+++ Data supplied
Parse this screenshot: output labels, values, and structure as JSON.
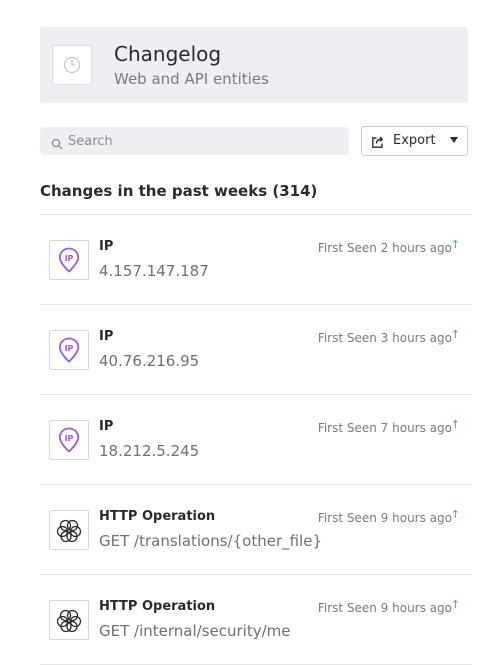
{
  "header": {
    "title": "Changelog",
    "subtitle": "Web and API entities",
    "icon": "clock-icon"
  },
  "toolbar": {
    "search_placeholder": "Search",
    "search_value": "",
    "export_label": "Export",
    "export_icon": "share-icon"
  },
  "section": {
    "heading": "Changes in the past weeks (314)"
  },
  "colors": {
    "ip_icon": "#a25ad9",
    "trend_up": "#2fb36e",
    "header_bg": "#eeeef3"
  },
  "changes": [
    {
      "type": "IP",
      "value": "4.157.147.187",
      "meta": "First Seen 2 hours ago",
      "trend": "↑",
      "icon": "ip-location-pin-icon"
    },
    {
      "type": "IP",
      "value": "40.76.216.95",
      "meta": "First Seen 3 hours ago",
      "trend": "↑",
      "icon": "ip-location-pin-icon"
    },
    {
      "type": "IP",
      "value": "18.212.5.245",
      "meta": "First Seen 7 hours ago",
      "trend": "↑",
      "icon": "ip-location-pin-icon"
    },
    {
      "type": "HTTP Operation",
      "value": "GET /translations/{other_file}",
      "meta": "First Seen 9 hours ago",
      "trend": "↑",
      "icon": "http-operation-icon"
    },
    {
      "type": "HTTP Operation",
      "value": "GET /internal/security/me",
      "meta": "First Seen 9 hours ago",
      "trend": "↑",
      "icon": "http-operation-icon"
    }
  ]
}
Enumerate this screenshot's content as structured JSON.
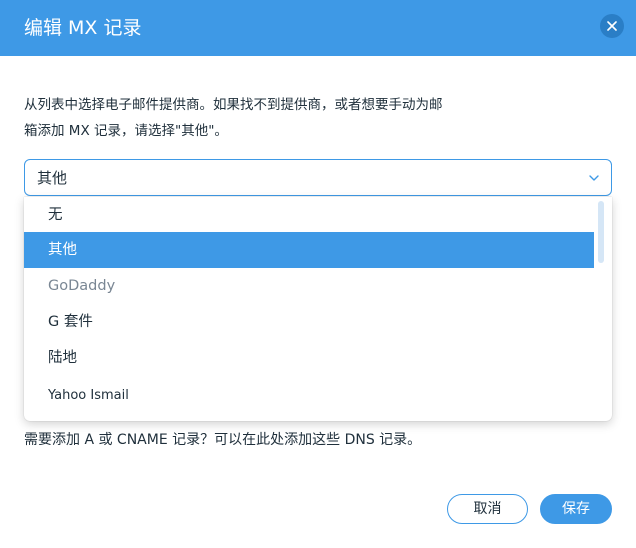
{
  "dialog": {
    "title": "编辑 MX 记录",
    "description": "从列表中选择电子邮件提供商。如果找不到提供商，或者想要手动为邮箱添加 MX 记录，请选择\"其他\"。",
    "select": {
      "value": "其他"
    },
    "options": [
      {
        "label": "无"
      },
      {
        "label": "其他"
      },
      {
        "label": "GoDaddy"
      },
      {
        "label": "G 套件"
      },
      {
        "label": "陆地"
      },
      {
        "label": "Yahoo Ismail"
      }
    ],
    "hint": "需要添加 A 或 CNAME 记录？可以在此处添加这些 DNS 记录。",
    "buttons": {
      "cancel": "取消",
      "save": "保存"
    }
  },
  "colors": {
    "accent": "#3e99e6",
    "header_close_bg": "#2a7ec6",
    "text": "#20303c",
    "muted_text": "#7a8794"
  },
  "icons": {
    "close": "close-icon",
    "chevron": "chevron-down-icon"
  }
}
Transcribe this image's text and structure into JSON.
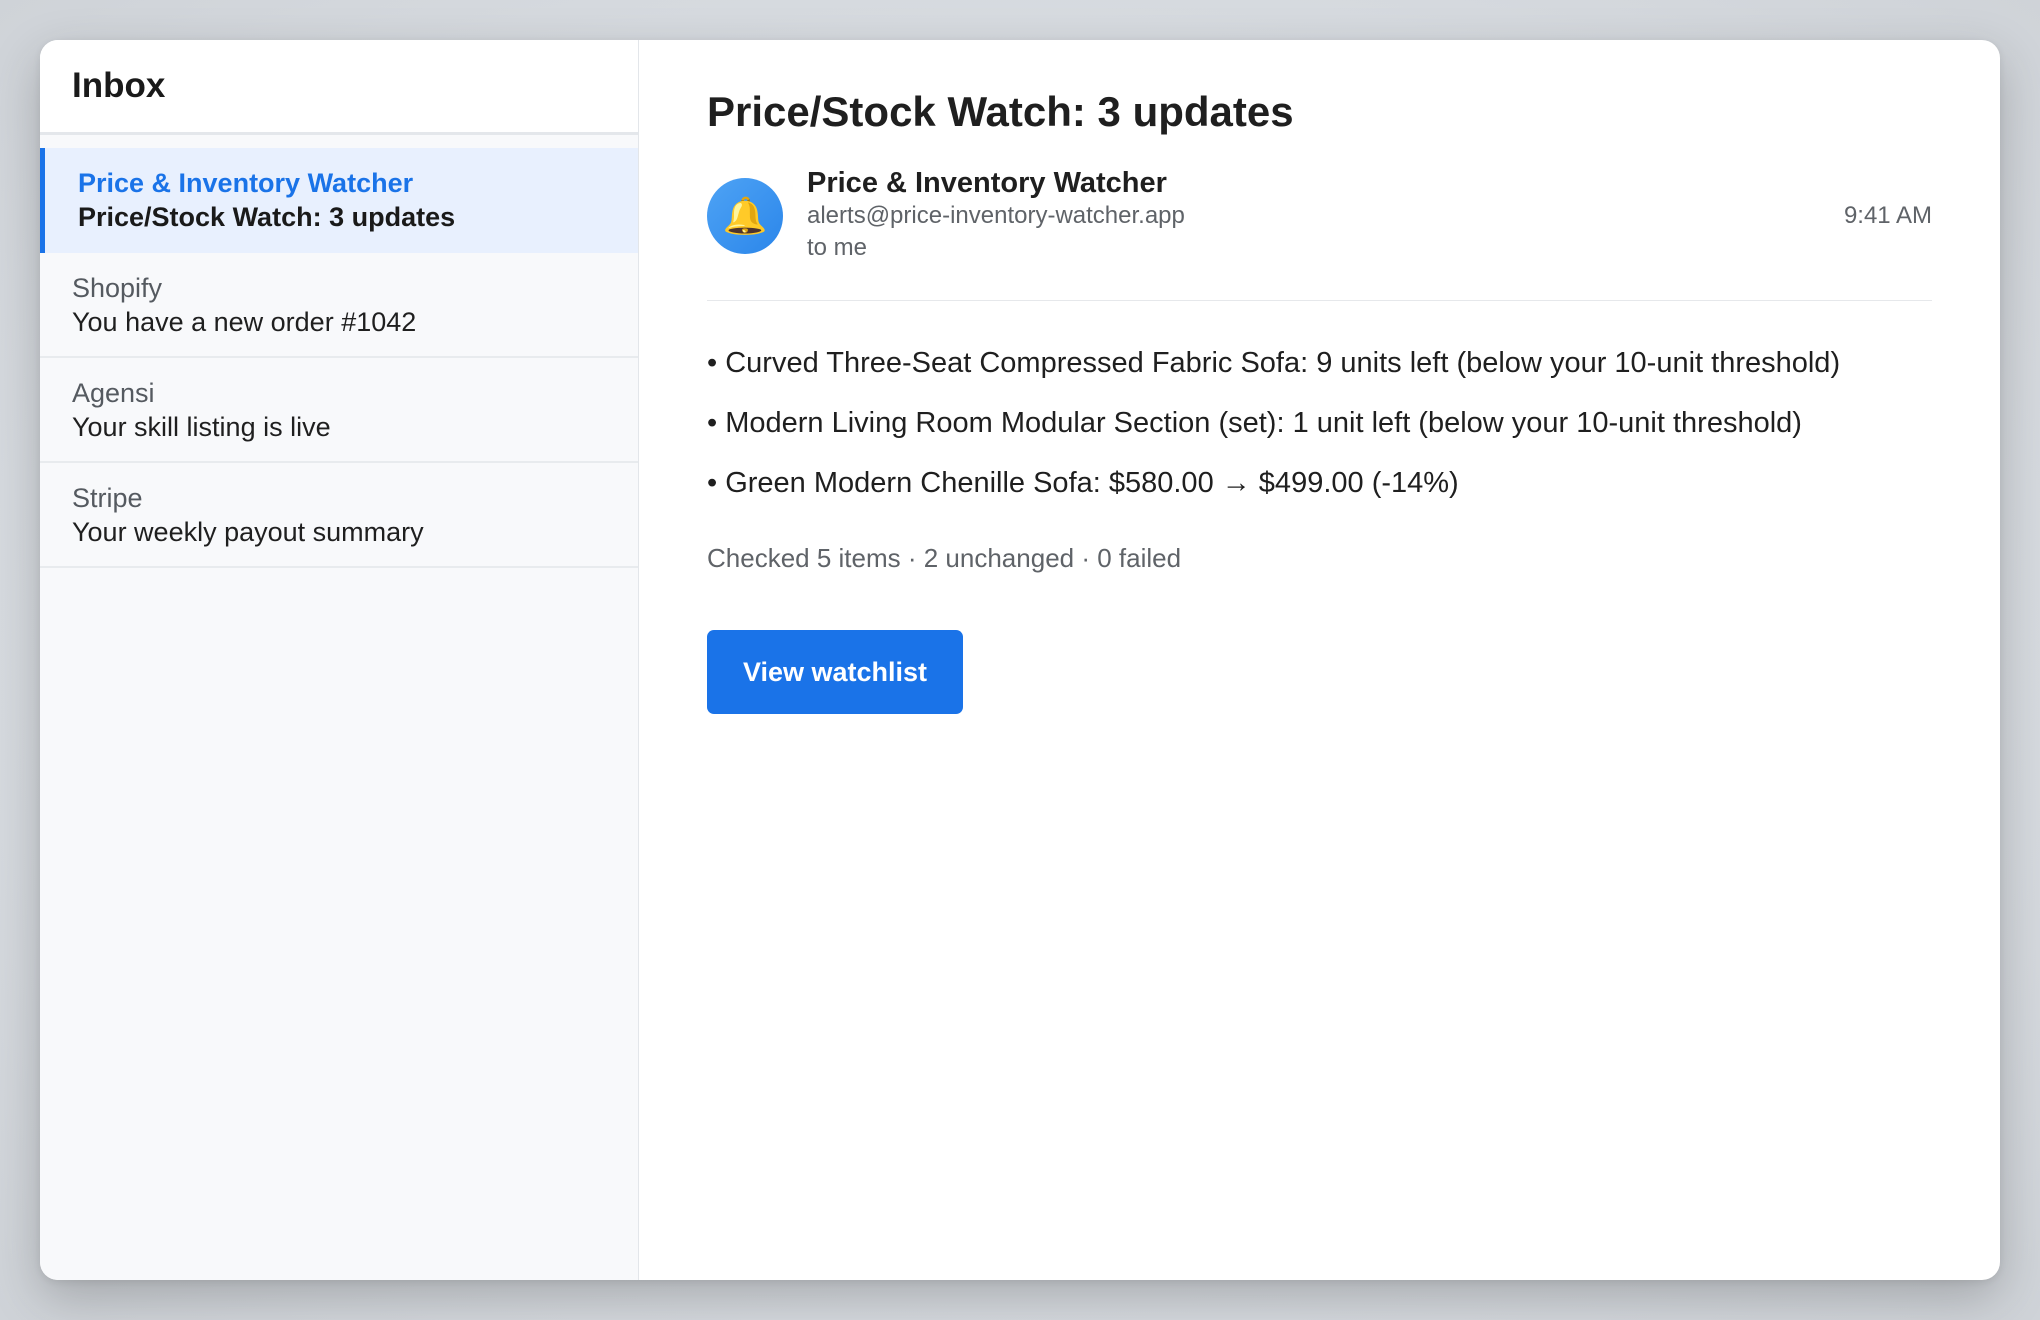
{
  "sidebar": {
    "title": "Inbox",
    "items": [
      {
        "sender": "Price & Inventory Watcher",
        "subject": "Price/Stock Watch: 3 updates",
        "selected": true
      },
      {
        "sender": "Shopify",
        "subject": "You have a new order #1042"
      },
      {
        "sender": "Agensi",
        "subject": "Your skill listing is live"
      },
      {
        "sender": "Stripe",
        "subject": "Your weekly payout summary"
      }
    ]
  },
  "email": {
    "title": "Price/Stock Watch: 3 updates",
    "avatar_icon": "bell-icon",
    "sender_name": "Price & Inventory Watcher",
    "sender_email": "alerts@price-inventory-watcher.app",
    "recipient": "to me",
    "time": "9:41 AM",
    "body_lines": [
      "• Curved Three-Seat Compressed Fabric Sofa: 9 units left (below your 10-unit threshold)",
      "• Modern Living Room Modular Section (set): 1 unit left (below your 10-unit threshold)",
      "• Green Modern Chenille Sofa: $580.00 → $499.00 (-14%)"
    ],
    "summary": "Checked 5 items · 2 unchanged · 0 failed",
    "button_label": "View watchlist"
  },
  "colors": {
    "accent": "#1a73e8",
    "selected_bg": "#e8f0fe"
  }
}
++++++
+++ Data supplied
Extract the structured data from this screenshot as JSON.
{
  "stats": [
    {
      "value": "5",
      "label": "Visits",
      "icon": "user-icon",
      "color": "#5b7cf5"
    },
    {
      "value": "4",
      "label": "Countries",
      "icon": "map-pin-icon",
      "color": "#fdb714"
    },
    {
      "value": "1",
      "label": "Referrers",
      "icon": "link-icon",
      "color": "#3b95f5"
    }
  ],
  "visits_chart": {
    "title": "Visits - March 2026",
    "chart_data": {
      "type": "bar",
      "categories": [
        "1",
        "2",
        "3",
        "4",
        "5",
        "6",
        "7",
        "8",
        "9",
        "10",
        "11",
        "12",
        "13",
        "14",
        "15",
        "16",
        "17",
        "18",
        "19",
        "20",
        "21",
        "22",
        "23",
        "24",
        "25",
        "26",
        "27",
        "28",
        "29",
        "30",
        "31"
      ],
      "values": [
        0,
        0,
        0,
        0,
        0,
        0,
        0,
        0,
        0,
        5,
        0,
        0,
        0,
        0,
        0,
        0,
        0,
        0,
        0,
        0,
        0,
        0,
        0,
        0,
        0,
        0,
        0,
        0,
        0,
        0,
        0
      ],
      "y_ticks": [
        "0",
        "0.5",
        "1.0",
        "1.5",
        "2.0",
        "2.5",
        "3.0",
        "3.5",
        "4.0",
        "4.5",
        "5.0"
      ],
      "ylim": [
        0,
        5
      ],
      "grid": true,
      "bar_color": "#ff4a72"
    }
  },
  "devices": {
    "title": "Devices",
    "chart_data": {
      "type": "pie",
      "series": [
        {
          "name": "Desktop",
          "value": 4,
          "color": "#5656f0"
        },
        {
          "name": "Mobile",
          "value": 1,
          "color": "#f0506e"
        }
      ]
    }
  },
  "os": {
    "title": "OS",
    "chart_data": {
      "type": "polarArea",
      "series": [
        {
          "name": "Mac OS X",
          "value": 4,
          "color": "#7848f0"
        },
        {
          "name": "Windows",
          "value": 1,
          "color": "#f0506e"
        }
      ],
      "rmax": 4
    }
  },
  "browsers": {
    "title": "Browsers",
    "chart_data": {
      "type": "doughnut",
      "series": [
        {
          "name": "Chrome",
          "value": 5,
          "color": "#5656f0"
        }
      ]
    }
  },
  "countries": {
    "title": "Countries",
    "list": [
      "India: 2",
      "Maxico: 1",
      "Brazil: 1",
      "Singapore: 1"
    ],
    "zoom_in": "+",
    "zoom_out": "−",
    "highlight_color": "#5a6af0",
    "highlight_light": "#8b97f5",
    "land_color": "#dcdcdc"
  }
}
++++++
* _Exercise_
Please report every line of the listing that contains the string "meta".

* _Result for this exercise_
      "meta": "First Seen 2 hours ago",
      "meta": "First Seen 3 hours ago",
      "meta": "First Seen 7 hours ago",
      "meta": "First Seen 9 hours ago",
      "meta": "First Seen 9 hours ago",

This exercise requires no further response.